Dr Neumann has created an app called the Emergent Literacy Assessment app (ELAa) that is improving children’s ability to learn and read in as little as one week. The app is for both literacy and numeracy and also provides feedback that both parents and teachers can easily understand and use to determine how well a child is doing and what that child needs to work on further.
Dr Neumann created her app because she was not satisfied with the quality of commercially based learning apps currently available. She is especially frustrated game-based learning apps, which she feels are well-meaning but whose developers lack the proper academic underpinnings. She is particularly frustrated that so many learning apps for children have apparently been created “without consultation with educators and researchers.”
Consequently, Dr Neumann put a sizeable amount of research and thought into the app. The app is aimed at children aged four and five and is being beta-tested at child care centres and schools.
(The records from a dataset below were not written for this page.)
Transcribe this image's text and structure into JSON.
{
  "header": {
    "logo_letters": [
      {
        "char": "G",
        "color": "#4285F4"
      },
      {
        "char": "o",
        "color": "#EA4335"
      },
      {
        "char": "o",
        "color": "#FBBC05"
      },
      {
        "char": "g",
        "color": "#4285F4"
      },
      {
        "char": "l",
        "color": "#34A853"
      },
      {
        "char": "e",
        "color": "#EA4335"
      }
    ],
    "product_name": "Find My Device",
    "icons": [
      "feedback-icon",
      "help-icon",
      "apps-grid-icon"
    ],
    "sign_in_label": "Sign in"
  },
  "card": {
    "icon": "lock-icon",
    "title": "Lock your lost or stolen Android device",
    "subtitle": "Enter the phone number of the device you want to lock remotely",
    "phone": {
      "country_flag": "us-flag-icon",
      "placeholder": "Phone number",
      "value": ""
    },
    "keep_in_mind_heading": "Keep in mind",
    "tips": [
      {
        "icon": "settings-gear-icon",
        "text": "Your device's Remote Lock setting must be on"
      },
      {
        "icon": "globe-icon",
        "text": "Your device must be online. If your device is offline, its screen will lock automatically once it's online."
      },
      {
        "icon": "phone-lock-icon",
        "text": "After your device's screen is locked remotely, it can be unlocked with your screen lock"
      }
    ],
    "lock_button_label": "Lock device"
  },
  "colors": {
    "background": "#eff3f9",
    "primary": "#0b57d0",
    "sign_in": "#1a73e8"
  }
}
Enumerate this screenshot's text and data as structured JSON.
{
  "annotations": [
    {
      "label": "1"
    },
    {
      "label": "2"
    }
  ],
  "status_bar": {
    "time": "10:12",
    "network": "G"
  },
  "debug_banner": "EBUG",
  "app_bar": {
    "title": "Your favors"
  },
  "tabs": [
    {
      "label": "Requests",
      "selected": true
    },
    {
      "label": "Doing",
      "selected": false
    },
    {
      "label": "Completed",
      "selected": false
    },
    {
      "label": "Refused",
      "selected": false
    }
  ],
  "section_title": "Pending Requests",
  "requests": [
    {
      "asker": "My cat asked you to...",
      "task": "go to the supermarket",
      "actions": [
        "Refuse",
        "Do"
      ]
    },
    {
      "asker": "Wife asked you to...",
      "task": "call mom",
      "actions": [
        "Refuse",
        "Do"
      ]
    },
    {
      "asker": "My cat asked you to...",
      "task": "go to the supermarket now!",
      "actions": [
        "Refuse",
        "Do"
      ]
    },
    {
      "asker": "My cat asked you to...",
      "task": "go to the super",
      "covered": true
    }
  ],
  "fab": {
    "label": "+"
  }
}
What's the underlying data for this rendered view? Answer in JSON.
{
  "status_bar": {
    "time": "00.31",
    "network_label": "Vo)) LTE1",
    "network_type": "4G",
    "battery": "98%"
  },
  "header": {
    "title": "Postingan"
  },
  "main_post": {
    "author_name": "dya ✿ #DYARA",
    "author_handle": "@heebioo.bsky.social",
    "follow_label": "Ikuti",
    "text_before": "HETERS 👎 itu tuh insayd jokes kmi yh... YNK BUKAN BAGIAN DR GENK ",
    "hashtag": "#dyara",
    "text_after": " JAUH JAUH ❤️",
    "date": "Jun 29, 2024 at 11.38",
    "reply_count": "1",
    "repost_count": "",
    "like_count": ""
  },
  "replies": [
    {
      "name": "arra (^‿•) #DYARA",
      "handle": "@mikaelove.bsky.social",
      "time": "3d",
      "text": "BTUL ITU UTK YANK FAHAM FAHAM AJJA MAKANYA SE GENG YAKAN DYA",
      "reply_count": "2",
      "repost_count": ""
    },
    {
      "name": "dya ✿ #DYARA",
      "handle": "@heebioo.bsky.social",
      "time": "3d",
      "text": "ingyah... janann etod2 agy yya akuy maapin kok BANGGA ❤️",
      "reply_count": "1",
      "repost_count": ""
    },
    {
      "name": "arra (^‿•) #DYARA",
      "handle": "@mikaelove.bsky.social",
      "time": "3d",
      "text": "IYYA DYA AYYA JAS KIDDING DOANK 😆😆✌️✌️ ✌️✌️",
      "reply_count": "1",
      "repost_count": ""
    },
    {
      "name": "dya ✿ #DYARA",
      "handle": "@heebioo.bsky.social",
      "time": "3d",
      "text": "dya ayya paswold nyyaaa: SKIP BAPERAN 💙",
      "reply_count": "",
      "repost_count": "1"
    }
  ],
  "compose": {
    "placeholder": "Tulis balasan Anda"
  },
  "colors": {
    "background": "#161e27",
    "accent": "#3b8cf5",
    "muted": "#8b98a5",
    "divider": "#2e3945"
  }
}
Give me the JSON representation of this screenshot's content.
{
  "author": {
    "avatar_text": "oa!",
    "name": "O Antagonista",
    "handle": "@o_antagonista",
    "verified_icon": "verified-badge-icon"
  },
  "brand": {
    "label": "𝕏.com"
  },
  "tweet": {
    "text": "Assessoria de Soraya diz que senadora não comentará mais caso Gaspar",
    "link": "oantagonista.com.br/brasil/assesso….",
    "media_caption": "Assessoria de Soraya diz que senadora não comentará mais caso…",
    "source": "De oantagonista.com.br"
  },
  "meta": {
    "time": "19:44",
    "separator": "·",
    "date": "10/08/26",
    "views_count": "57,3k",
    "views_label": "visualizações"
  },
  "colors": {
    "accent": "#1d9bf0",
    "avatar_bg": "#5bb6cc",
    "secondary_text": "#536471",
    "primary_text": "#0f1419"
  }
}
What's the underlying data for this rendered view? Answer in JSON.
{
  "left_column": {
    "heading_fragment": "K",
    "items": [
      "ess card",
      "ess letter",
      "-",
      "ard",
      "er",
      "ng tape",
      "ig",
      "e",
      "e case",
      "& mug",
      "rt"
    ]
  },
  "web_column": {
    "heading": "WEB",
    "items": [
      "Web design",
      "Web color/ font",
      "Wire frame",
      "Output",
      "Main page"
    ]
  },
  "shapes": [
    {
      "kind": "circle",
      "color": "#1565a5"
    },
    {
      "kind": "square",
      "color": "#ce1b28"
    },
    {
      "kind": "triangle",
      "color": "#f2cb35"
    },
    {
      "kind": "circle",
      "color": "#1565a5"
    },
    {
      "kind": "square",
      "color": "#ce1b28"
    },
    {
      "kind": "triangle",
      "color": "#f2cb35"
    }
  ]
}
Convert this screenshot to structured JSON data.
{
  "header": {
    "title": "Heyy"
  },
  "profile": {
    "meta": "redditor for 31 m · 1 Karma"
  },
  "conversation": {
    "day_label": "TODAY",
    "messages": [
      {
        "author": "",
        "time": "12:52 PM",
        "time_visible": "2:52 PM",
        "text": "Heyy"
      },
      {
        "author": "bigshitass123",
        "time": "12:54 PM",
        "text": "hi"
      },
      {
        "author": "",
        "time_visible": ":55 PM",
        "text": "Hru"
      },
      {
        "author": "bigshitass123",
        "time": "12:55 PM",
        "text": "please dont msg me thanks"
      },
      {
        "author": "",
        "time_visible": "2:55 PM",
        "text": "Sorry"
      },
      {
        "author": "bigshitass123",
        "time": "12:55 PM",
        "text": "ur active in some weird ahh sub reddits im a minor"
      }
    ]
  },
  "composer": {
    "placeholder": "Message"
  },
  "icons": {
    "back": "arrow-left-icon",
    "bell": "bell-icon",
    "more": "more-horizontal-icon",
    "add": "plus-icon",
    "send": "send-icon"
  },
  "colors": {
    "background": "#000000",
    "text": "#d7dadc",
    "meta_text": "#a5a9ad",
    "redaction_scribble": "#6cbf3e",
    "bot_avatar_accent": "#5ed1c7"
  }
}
The app works getting students to first recognise and then say sounds, letters and words.
Dr Neumann recently trialled the app with 20 students at Bonny Babes Childcare Centre in Coomera. At the end of one week, the children scored an average of 80% on a test to see what they had learned and retained. In Tasmania, she repeated the trial with 30 students and obtained near-identical results.
The app was originally designed to be a digital assessment tool for children she was working with in her research. It is designed to be an interactive app that uses all of the senses and finds fun ways to engage children. Dr Neumann feels the app is a “first of a kind letter assessment app that can provide instant feedback on children’s results.”
The parent of two children who were in the trials is pleased with the app because it isn’t a game. She and many parents and researchers have noticed that some children tend to focus on the game aspect of game learning apps and don’t actually learn anything.
The app is designed for children but parents are encouraged to help them use it. It is focused on literacy and numeracy. It not only helps mainstream children but also helps those with learning disabilities.
The app is free and available for iOS devices at the App Store.
What This App Means to App Creation and Development
We have mixed emotions about this app. We love the fact that it gets results but we also detect some academic elitism underpinning the app. Let’s look at the positive things a few app developers can take from the good and the bad here.
Dr Neumann is obviously not a fan of “learning through play,” a staple of Australian child care. She also isn’t a fan of people without the proper credentials trying to help children learn. We can see both sides of her argument. Ultimately, though, some of the best advances in many fields have come from those who didn’t have formal training in those fields.
Mobile app creation and development are fields where the public and mobile devices don’t really care what credentials you have. As long as your app either solves a problem for someone or is a really great game, your background is irrelevant.
The good here, and the part that should be the most inspiring, is that someone was able to come up with an app that helps children learn faster than they learn in school and makes them better equipped to learn when they get to school.
So, how does this affect you? What are you good at? Can you solve a problem that a lot of people who share your interest have? Will those people download an app to help solve that problem? Are there enough people in the niche to make it profitable for you?
If you have an idea for an app, go to the navigation bar at the top of the page and click “contact us.” We will get back to you ASAP.